◆ What the exercise asks:
Whenever a line in the records below holds the string "true", copy it out.
───── Dataset entries ─────
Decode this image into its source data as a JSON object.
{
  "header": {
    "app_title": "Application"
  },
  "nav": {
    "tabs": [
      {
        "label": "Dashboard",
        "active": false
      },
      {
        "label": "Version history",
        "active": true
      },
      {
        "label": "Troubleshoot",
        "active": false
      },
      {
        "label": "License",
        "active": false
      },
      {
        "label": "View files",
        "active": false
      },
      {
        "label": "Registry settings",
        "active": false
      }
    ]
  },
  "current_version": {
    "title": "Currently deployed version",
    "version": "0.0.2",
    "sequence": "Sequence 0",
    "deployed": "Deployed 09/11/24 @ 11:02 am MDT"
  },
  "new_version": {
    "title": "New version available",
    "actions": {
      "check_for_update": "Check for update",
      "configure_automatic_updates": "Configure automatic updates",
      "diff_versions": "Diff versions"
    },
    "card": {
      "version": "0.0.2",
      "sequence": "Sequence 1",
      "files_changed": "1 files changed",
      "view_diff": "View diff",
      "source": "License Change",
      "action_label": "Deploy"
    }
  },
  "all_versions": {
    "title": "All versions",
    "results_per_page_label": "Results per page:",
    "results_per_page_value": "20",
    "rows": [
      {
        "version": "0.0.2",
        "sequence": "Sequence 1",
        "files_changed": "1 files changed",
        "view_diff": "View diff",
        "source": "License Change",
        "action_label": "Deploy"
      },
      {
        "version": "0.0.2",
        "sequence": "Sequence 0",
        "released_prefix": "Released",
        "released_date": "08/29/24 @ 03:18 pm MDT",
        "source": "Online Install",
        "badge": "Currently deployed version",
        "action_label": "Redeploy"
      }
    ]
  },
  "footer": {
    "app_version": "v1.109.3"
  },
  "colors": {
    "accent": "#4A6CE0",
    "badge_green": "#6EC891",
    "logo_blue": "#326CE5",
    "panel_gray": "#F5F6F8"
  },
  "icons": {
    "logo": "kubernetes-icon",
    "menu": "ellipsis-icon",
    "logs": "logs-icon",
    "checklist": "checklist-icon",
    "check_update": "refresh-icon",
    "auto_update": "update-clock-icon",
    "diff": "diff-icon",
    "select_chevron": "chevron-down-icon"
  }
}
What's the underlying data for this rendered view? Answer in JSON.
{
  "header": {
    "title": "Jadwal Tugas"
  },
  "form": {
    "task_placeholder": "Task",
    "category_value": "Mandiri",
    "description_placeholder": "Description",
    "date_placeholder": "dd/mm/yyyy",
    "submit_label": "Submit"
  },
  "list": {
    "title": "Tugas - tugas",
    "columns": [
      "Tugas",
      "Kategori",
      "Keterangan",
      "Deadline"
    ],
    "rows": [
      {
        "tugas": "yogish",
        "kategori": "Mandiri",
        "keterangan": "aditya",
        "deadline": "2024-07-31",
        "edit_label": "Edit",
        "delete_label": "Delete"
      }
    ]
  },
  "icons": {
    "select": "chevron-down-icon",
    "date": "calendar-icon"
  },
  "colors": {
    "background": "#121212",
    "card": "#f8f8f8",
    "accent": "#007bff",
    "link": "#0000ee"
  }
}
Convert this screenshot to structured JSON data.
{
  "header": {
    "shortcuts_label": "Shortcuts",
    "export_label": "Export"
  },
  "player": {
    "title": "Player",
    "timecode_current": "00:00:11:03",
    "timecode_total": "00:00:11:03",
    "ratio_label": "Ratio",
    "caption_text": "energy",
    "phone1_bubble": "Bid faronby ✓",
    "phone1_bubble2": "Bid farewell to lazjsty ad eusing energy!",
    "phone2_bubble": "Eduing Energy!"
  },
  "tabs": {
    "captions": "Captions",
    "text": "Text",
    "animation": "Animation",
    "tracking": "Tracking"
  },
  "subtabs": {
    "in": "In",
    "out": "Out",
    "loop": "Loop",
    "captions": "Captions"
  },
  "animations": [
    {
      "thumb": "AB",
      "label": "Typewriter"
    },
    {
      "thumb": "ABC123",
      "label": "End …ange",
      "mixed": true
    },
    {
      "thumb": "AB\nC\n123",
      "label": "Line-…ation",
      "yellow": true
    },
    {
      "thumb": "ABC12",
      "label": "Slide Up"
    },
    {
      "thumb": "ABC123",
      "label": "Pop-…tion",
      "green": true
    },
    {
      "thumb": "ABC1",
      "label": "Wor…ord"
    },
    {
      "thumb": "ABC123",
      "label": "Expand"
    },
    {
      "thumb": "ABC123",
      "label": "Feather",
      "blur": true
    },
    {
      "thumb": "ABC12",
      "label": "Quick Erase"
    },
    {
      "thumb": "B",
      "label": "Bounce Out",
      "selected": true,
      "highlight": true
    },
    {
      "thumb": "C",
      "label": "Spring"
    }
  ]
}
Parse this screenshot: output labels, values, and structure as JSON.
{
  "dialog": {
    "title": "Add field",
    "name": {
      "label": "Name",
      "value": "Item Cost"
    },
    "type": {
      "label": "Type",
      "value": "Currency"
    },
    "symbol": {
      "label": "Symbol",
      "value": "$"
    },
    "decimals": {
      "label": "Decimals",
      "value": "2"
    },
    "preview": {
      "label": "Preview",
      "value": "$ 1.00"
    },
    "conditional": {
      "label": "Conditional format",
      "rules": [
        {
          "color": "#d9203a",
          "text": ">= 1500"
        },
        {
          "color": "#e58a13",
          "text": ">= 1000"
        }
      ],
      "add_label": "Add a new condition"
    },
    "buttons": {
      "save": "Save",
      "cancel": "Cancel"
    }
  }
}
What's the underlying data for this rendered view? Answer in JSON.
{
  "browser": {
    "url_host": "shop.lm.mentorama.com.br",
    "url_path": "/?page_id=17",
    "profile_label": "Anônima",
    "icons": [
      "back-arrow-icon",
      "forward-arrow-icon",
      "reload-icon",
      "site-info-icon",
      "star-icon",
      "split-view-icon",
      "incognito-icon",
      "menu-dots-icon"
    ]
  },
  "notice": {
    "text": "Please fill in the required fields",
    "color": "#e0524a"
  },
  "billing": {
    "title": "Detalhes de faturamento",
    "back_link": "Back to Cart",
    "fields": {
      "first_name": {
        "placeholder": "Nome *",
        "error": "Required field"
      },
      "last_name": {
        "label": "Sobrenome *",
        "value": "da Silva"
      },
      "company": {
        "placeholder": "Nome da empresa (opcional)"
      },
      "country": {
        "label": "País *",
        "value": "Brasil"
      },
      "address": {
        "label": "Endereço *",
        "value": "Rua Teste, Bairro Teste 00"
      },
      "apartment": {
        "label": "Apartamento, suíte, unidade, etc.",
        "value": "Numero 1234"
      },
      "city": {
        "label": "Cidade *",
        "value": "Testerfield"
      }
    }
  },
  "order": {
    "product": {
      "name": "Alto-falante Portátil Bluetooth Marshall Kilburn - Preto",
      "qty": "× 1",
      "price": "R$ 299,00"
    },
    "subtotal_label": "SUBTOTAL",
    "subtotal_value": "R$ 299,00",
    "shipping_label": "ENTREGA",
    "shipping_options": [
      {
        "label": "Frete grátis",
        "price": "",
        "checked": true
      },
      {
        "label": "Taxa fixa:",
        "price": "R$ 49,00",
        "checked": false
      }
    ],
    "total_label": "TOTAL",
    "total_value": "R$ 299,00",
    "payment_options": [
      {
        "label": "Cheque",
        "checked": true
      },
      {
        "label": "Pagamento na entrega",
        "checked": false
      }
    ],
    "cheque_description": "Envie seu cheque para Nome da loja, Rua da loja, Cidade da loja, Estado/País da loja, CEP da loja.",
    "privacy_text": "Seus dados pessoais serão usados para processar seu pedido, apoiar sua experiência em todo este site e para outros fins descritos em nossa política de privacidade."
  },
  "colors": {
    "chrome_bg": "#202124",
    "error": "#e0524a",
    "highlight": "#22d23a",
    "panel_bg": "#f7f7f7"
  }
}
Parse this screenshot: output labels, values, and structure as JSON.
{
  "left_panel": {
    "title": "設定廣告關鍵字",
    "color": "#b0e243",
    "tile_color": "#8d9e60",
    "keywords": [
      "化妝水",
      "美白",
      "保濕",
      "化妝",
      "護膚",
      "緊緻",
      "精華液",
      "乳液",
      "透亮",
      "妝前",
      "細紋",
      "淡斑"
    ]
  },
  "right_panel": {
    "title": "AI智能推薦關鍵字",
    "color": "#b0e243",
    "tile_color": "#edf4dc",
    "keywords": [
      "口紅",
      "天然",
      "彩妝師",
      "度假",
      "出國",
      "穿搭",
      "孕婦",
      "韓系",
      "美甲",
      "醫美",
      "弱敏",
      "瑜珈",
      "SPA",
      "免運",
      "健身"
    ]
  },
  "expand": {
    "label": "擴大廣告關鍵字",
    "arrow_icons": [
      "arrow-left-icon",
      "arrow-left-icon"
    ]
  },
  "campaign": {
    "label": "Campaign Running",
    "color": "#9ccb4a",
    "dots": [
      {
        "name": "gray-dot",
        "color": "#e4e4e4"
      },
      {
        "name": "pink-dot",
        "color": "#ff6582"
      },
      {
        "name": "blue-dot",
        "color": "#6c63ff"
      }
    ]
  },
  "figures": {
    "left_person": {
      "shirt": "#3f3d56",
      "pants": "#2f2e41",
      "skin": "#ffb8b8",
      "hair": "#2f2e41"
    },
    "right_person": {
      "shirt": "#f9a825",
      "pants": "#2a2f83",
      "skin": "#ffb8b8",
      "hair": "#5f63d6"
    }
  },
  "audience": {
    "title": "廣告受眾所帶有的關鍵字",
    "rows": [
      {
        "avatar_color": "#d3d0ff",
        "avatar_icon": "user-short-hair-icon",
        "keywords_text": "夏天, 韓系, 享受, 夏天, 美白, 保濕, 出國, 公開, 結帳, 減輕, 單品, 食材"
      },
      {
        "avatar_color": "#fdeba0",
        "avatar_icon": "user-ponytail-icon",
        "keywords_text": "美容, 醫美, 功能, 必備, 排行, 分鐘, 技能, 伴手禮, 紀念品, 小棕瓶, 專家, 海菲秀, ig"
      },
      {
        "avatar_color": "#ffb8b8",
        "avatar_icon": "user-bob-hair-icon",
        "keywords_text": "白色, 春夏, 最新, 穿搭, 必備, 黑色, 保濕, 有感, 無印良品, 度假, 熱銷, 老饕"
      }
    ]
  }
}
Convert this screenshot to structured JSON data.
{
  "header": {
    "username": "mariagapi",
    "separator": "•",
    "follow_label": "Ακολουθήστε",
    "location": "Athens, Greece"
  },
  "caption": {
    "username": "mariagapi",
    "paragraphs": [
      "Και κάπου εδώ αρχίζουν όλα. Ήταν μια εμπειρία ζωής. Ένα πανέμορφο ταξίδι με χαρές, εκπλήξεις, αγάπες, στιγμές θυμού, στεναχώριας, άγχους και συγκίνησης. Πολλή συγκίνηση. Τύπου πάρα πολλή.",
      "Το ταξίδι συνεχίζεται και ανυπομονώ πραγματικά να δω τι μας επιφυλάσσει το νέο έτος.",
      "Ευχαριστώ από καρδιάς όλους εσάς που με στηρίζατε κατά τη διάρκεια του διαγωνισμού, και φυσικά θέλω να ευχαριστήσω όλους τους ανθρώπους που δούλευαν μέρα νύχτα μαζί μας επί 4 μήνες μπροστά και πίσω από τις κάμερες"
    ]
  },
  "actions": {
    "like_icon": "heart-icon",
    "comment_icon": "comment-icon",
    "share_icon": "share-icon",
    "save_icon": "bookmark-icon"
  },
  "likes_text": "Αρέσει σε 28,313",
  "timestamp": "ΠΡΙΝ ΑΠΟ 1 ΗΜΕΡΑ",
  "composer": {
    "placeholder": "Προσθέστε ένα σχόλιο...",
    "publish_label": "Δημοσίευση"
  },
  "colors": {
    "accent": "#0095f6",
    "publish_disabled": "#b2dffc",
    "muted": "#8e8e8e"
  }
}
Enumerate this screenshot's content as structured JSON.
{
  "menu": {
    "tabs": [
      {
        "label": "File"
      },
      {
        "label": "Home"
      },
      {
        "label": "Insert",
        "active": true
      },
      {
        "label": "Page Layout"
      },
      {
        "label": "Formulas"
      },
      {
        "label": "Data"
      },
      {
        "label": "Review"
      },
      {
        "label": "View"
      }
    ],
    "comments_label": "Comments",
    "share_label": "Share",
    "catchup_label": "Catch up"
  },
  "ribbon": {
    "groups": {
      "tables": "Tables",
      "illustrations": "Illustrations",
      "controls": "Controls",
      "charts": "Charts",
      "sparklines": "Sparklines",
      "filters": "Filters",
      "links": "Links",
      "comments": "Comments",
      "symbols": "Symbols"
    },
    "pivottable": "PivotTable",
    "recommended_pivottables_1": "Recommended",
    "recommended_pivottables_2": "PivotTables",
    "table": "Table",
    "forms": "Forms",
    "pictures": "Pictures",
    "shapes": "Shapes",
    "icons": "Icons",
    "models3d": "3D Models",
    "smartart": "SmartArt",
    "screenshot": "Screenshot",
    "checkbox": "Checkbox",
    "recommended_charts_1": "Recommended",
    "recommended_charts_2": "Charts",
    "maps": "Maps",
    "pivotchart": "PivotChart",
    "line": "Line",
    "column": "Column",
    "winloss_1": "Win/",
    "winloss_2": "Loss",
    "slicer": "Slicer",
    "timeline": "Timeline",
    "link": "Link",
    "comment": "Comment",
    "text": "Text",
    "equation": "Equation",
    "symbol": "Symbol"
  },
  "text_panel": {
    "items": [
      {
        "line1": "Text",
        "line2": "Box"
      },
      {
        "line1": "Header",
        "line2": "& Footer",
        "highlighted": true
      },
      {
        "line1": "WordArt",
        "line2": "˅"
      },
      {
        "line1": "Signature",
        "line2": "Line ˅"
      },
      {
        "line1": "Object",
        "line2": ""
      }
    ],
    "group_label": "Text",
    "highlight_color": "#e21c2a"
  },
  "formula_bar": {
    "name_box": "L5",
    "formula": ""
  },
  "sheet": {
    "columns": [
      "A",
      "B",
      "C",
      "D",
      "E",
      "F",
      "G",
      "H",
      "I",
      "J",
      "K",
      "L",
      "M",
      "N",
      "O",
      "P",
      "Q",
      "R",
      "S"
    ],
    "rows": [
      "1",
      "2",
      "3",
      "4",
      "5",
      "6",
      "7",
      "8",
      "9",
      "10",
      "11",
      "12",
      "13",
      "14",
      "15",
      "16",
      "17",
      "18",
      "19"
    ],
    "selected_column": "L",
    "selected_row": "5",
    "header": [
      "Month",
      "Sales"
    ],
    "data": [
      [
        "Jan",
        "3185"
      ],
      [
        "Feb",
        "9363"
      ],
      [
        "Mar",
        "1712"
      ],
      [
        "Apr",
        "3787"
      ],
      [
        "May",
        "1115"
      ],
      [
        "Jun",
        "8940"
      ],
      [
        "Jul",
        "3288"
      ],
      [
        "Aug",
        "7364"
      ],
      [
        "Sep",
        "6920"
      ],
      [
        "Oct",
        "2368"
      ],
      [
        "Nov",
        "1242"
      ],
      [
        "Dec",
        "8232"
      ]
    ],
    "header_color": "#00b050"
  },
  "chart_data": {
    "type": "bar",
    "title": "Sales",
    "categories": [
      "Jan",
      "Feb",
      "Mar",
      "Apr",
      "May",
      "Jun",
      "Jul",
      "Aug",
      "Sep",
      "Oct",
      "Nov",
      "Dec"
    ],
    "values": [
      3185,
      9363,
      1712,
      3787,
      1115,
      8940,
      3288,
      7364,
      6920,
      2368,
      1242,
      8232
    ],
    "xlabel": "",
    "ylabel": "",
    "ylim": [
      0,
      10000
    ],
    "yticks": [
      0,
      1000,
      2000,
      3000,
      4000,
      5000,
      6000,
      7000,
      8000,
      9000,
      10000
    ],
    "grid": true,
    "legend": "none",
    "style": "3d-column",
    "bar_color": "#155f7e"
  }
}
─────
◆ Result of this exercise:
        "active": true
      "mixed": true
      "yellow": true
      "green": true
      "blur": true
      "selected": true,
      "highlight": true
        "checked": true
        "checked": true
        "active": true
        "highlighted": true
    "grid": true,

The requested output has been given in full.